“In two markets we had to get sign-off from the banking, telecoms and insurance regulators - that was already a pretty tall order for an InsurTech which was just trying to make things more efficient!”, explained Brandon, adding that the markets which are ahead are those with uncapped commissions. “I’m not advocating for excess but with uncapped commissions there’s certainly more activity,” he said. The other precondition mentioned was some form of mobile money platform, as on one side it shows the flexibility of regulators to encourage inclusive growth, and on the other, it allows premiums to be collected efficiently.
Sarfraz added that there are different markets and different mindsets, but questioned whether they are learning from each other. “Look at what went well in one country, and ask if can be done in another country,” he recommended. “Look for similar partners - for example a seed or fertiliser company if you want to reach farmers.”
Are there any InsurTechs which have launched and are going beyond break-even with no grant funding at all?
The resounding answer was “No!”. The margins are not very high, and if it was easy, insurance companies would have done it on their own. It’s a big challenge - in most African countries InsurTechs are getting grant funding but they are also under a lot of pressure from the wider community to show sustainability beyond their grants, according to Sarfraz.

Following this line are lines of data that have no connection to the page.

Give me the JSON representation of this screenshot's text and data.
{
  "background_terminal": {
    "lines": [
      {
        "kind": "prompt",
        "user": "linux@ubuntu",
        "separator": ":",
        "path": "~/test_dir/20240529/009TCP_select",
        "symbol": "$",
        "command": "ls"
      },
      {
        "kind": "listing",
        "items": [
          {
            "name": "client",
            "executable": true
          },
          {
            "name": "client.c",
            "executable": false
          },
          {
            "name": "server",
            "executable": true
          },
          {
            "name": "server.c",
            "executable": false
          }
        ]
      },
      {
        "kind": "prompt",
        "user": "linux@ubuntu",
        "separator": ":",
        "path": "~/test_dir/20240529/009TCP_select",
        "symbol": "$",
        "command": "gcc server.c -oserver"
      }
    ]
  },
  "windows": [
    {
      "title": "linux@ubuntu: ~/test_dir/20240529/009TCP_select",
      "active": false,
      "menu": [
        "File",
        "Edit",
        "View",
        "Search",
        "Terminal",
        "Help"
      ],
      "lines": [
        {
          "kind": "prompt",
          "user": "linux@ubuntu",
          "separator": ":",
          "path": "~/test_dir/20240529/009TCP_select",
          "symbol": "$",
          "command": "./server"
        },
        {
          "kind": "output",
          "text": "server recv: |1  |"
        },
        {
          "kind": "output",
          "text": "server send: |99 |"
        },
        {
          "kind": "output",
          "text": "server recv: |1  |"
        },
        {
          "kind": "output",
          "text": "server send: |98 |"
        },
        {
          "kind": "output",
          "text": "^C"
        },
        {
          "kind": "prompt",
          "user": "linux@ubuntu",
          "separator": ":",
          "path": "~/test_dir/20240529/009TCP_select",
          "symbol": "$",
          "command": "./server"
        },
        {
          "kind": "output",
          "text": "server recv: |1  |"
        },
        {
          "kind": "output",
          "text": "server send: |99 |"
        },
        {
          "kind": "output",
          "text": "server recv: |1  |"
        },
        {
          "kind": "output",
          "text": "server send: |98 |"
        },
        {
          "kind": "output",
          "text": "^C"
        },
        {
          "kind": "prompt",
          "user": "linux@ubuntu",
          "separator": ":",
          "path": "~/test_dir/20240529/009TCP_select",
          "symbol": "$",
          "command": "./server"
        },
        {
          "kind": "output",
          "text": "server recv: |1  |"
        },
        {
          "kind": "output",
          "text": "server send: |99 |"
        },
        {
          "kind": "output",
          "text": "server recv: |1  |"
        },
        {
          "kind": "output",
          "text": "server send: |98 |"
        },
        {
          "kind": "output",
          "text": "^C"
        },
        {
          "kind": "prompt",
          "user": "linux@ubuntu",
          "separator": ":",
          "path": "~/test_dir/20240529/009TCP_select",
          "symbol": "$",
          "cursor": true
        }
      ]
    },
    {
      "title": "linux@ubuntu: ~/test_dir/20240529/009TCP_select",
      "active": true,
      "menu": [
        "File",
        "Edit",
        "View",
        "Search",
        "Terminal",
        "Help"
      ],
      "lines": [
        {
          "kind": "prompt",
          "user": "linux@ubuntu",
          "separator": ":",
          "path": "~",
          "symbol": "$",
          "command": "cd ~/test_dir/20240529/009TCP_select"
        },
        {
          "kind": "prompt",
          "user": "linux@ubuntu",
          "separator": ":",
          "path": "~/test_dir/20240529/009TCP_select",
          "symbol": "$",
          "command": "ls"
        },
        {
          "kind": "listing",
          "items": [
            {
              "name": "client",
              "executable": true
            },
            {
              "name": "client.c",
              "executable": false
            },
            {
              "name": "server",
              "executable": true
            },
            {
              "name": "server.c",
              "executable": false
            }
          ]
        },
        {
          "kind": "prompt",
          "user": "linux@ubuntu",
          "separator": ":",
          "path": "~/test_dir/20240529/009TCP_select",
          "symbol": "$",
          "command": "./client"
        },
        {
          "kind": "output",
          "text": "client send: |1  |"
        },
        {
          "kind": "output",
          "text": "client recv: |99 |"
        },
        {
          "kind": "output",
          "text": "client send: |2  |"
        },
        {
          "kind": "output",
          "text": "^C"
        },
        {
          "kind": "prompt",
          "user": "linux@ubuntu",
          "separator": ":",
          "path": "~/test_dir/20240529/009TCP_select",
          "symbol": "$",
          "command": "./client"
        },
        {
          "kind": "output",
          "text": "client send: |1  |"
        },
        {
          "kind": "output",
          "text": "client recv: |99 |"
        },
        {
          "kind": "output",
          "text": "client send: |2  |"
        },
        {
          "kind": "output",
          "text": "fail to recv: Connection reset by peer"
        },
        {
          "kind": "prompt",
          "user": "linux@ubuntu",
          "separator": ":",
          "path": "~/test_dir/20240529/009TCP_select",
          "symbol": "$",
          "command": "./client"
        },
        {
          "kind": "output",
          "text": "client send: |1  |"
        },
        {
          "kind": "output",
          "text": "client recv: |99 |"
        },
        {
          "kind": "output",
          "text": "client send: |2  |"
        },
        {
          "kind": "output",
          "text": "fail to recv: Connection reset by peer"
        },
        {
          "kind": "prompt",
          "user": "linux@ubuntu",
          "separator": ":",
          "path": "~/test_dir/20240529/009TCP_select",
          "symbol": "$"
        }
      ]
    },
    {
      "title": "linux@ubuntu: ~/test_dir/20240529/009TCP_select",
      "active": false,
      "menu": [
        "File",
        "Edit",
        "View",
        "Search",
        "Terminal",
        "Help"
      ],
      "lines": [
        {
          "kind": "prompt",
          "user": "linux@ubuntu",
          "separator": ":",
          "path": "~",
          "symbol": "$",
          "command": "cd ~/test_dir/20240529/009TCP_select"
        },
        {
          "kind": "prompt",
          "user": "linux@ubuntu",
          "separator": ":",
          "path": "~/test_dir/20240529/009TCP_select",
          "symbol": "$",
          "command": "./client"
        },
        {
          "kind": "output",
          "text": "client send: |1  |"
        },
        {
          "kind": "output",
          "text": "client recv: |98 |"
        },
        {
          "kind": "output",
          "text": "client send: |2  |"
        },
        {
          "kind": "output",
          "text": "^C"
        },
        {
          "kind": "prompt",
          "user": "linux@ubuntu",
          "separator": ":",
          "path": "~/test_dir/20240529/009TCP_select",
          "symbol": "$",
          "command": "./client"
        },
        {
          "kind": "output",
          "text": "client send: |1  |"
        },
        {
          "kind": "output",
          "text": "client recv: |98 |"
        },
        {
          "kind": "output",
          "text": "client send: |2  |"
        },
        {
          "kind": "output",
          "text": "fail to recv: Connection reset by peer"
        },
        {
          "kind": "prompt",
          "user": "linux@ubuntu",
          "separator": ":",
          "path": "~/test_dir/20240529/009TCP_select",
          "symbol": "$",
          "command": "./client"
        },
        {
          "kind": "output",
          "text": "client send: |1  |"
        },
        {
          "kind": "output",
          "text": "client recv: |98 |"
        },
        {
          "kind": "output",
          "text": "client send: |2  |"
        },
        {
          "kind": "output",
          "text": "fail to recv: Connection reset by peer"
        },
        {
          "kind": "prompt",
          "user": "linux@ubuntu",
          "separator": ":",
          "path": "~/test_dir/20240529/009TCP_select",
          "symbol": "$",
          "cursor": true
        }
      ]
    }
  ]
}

Brandon agreed with his fellow panelist, saying he was unaware of any micro InsurTechs that are cashflow-positive – perhaps only BIMA or MicroEnsure, but said that even then, it’s taken a long time for them to get there. “You have to spend to grow, and we’re still in the spending and growing phase, building up insurance markets - we’re not yet in the developed market phase where we’re just trying to squeeze efficiencies,” he said.
Do you see any signs that uber-hyped InsurTech in mature markets is finding its way to developing countries and overcoming exclusion there?
Pieter stated that the majority of global investments are happening in the US and Europe. The share of investments going to emerging markets is growing, but a lot of the InsurTechs are headquartered where the capital is, so it’s not always clear from investments exactly where people are operating.
“Developing markets will deliver better tech solutions than developed markets because they need to reach the mass population - the people who are riding motorbikes, not driving a Mercedes,” added Brandon.
What’s your wish list to support the uptake of digitisation and the scaling up that we want to see?
“Before we talk about InsurTech we should talk about infrastructure - if you don’t have running water and electricity, InsurTech is not a priority. That aside, the key building blocks are digital payments, digital ID and regulation for innovation. There’s a lot of talk about sandboxes but it’s actually just about regulators being approachable and engaged, especially in smaller markets,” said Pieter.
Sarfraz added, “Some insurance companies feel threatened by InsurTechs - one of my big efforts is to get the insurance industry to look at these partners and enablers more positively. Plus, grants for innovation would be a great development, and I would like to see InsurTechs becoming properly licensed insurance companies.”
“One very practical thing - if we could get rid of wet signatures [physical signing], that would be wonderful. In terms of what the MiN and the community of practice can do - it’s easy to understand the vision of everybody being insured, and it’s easy to look at markets where it’s working and say isn’t that great - but we need a better idea of what the early stages look like and how to encourage them,” concluded Brandon.
Members of MiN can access the full recording and presentation slides of the Expert Forum at this link.